*** RECORDS PROVIDED Section Begins ***

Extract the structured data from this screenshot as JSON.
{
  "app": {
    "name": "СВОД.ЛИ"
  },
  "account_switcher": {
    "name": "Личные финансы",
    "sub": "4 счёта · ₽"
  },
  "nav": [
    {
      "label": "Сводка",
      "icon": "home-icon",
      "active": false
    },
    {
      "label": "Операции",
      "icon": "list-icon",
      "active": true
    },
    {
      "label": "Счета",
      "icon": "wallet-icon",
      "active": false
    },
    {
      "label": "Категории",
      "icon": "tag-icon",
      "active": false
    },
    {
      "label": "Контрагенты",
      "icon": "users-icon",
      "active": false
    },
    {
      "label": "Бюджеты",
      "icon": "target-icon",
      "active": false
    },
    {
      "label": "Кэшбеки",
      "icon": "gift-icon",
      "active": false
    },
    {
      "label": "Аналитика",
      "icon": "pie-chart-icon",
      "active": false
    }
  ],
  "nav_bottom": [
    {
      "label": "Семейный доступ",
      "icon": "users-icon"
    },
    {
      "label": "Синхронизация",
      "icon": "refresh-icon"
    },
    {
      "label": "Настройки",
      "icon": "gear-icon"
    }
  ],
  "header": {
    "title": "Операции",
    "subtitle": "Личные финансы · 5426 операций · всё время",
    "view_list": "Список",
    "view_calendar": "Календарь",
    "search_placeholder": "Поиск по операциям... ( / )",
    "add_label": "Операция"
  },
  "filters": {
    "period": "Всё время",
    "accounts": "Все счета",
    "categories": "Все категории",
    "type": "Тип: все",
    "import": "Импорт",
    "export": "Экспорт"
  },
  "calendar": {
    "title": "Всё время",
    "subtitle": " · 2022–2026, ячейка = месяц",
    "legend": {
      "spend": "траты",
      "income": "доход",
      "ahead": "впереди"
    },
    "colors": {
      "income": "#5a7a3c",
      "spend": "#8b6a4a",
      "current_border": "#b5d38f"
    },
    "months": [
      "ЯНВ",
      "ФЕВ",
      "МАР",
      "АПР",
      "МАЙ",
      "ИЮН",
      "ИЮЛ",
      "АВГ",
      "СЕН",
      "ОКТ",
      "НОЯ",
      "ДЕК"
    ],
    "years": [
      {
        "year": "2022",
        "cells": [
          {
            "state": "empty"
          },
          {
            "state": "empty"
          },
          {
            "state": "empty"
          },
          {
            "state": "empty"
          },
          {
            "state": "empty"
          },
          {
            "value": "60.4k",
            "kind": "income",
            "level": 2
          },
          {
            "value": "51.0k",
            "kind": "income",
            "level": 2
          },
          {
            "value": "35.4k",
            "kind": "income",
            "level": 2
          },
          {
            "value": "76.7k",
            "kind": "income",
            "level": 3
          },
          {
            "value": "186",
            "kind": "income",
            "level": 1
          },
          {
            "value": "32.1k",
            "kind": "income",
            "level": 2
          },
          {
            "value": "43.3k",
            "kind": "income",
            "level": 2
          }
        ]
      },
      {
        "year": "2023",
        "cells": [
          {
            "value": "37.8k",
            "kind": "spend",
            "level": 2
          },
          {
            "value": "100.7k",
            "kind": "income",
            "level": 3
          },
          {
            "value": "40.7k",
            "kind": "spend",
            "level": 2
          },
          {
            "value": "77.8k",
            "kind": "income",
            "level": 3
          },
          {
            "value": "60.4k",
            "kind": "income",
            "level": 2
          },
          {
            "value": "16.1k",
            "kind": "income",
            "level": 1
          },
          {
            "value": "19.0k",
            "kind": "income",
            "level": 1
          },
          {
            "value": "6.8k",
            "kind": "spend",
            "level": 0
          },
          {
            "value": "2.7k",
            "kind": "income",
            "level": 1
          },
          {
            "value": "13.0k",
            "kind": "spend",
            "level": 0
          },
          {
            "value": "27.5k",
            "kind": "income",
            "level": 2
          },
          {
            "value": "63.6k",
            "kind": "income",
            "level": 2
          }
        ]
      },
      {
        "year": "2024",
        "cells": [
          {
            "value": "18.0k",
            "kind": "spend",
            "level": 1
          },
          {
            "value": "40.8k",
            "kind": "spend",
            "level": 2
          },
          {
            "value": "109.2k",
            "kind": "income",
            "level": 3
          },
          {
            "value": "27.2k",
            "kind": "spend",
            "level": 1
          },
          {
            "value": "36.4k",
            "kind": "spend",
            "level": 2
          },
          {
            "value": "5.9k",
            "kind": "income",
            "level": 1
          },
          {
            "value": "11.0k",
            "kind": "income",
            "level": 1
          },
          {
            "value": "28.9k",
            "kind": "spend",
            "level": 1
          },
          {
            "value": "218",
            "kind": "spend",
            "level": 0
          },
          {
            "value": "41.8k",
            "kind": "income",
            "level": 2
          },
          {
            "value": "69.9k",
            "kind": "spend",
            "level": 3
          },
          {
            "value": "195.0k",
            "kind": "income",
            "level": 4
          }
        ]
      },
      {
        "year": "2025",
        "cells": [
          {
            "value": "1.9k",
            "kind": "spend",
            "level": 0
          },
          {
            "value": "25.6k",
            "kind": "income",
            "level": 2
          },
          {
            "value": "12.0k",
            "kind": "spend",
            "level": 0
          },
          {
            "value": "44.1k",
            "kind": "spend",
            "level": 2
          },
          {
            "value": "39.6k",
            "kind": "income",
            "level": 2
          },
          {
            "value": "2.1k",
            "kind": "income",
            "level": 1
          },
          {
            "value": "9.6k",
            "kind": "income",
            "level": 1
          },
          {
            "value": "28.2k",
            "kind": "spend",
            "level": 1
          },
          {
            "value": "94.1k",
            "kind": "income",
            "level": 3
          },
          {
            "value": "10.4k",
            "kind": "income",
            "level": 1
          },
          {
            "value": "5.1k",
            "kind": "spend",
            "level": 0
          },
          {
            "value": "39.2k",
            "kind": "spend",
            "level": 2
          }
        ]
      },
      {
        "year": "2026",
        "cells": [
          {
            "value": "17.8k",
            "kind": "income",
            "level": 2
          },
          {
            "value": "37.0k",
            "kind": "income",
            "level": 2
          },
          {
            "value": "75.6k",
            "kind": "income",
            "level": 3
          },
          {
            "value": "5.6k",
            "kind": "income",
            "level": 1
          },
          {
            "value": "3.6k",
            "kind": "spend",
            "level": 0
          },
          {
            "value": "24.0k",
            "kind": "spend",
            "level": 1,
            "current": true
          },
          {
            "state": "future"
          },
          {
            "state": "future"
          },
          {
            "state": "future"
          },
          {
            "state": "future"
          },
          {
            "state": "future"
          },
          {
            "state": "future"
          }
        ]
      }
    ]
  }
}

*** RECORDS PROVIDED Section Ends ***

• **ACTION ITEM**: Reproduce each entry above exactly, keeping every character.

• **REPLY**:
Extract the structured data from this screenshot as JSON.
{
  "app": {
    "name": "СВОД.ЛИ"
  },
  "account_switcher": {
    "name": "Личные финансы",
    "sub": "4 счёта · ₽"
  },
  "nav": [
    {
      "label": "Сводка",
      "icon": "home-icon",
      "active": false
    },
    {
      "label": "Операции",
      "icon": "list-icon",
      "active": true
    },
    {
      "label": "Счета",
      "icon": "wallet-icon",
      "active": false
    },
    {
      "label": "Категории",
      "icon": "tag-icon",
      "active": false
    },
    {
      "label": "Контрагенты",
      "icon": "users-icon",
      "active": false
    },
    {
      "label": "Бюджеты",
      "icon": "target-icon",
      "active": false
    },
    {
      "label": "Кэшбеки",
      "icon": "gift-icon",
      "active": false
    },
    {
      "label": "Аналитика",
      "icon": "pie-chart-icon",
      "active": false
    }
  ],
  "nav_bottom": [
    {
      "label": "Семейный доступ",
      "icon": "users-icon"
    },
    {
      "label": "Синхронизация",
      "icon": "refresh-icon"
    },
    {
      "label": "Настройки",
      "icon": "gear-icon"
    }
  ],
  "header": {
    "title": "Операции",
    "subtitle": "Личные финансы · 5426 операций · всё время",
    "view_list": "Список",
    "view_calendar": "Календарь",
    "search_placeholder": "Поиск по операциям... ( / )",
    "add_label": "Операция"
  },
  "filters": {
    "period": "Всё время",
    "accounts": "Все счета",
    "categories": "Все категории",
    "type": "Тип: все",
    "import": "Импорт",
    "export": "Экспорт"
  },
  "calendar": {
    "title": "Всё время",
    "subtitle": " · 2022–2026, ячейка = месяц",
    "legend": {
      "spend": "траты",
      "income": "доход",
      "ahead": "впереди"
    },
    "colors": {
      "income": "#5a7a3c",
      "spend": "#8b6a4a",
      "current_border": "#b5d38f"
    },
    "months": [
      "ЯНВ",
      "ФЕВ",
      "МАР",
      "АПР",
      "МАЙ",
      "ИЮН",
      "ИЮЛ",
      "АВГ",
      "СЕН",
      "ОКТ",
      "НОЯ",
      "ДЕК"
    ],
    "years": [
      {
        "year": "2022",
        "cells": [
          {
            "state": "empty"
          },
          {
            "state": "empty"
          },
          {
            "state": "empty"
          },
          {
            "state": "empty"
          },
          {
            "state": "empty"
          },
          {
            "value": "60.4k",
            "kind": "income",
            "level": 2
          },
          {
            "value": "51.0k",
            "kind": "income",
            "level": 2
          },
          {
            "value": "35.4k",
            "kind": "income",
            "level": 2
          },
          {
            "value": "76.7k",
            "kind": "income",
            "level": 3
          },
          {
            "value": "186",
            "kind": "income",
            "level": 1
          },
          {
            "value": "32.1k",
            "kind": "income",
            "level": 2
          },
          {
            "value": "43.3k",
            "kind": "income",
            "level": 2
          }
        ]
      },
      {
        "year": "2023",
        "cells": [
          {
            "value": "37.8k",
            "kind": "spend",
            "level": 2
          },
          {
            "value": "100.7k",
            "kind": "income",
            "level": 3
          },
          {
            "value": "40.7k",
            "kind": "spend",
            "level": 2
          },
          {
            "value": "77.8k",
            "kind": "income",
            "level": 3
          },
          {
            "value": "60.4k",
            "kind": "income",
            "level": 2
          },
          {
            "value": "16.1k",
            "kind": "income",
            "level": 1
          },
          {
            "value": "19.0k",
            "kind": "income",
            "level": 1
          },
          {
            "value": "6.8k",
            "kind": "spend",
            "level": 0
          },
          {
            "value": "2.7k",
            "kind": "income",
            "level": 1
          },
          {
            "value": "13.0k",
            "kind": "spend",
            "level": 0
          },
          {
            "value": "27.5k",
            "kind": "income",
            "level": 2
          },
          {
            "value": "63.6k",
            "kind": "income",
            "level": 2
          }
        ]
      },
      {
        "year": "2024",
        "cells": [
          {
            "value": "18.0k",
            "kind": "spend",
            "level": 1
          },
          {
            "value": "40.8k",
            "kind": "spend",
            "level": 2
          },
          {
            "value": "109.2k",
            "kind": "income",
            "level": 3
          },
          {
            "value": "27.2k",
            "kind": "spend",
            "level": 1
          },
          {
            "value": "36.4k",
            "kind": "spend",
            "level": 2
          },
          {
            "value": "5.9k",
            "kind": "income",
            "level": 1
          },
          {
            "value": "11.0k",
            "kind": "income",
            "level": 1
          },
          {
            "value": "28.9k",
            "kind": "spend",
            "level": 1
          },
          {
            "value": "218",
            "kind": "spend",
            "level": 0
          },
          {
            "value": "41.8k",
            "kind": "income",
            "level": 2
          },
          {
            "value": "69.9k",
            "kind": "spend",
            "level": 3
          },
          {
            "value": "195.0k",
            "kind": "income",
            "level": 4
          }
        ]
      },
      {
        "year": "2025",
        "cells": [
          {
            "value": "1.9k",
            "kind": "spend",
            "level": 0
          },
          {
            "value": "25.6k",
            "kind": "income",
            "level": 2
          },
          {
            "value": "12.0k",
            "kind": "spend",
            "level": 0
          },
          {
            "value": "44.1k",
            "kind": "spend",
            "level": 2
          },
          {
            "value": "39.6k",
            "kind": "income",
            "level": 2
          },
          {
            "value": "2.1k",
            "kind": "income",
            "level": 1
          },
          {
            "value": "9.6k",
            "kind": "income",
            "level": 1
          },
          {
            "value": "28.2k",
            "kind": "spend",
            "level": 1
          },
          {
            "value": "94.1k",
            "kind": "income",
            "level": 3
          },
          {
            "value": "10.4k",
            "kind": "income",
            "level": 1
          },
          {
            "value": "5.1k",
            "kind": "spend",
            "level": 0
          },
          {
            "value": "39.2k",
            "kind": "spend",
            "level": 2
          }
        ]
      },
      {
        "year": "2026",
        "cells": [
          {
            "value": "17.8k",
            "kind": "income",
            "level": 2
          },
          {
            "value": "37.0k",
            "kind": "income",
            "level": 2
          },
          {
            "value": "75.6k",
            "kind": "income",
            "level": 3
          },
          {
            "value": "5.6k",
            "kind": "income",
            "level": 1
          },
          {
            "value": "3.6k",
            "kind": "spend",
            "level": 0
          },
          {
            "value": "24.0k",
            "kind": "spend",
            "level": 1,
            "current": true
          },
          {
            "state": "future"
          },
          {
            "state": "future"
          },
          {
            "state": "future"
          },
          {
            "state": "future"
          },
          {
            "state": "future"
          },
          {
            "state": "future"
          }
        ]
      }
    ]
  }
}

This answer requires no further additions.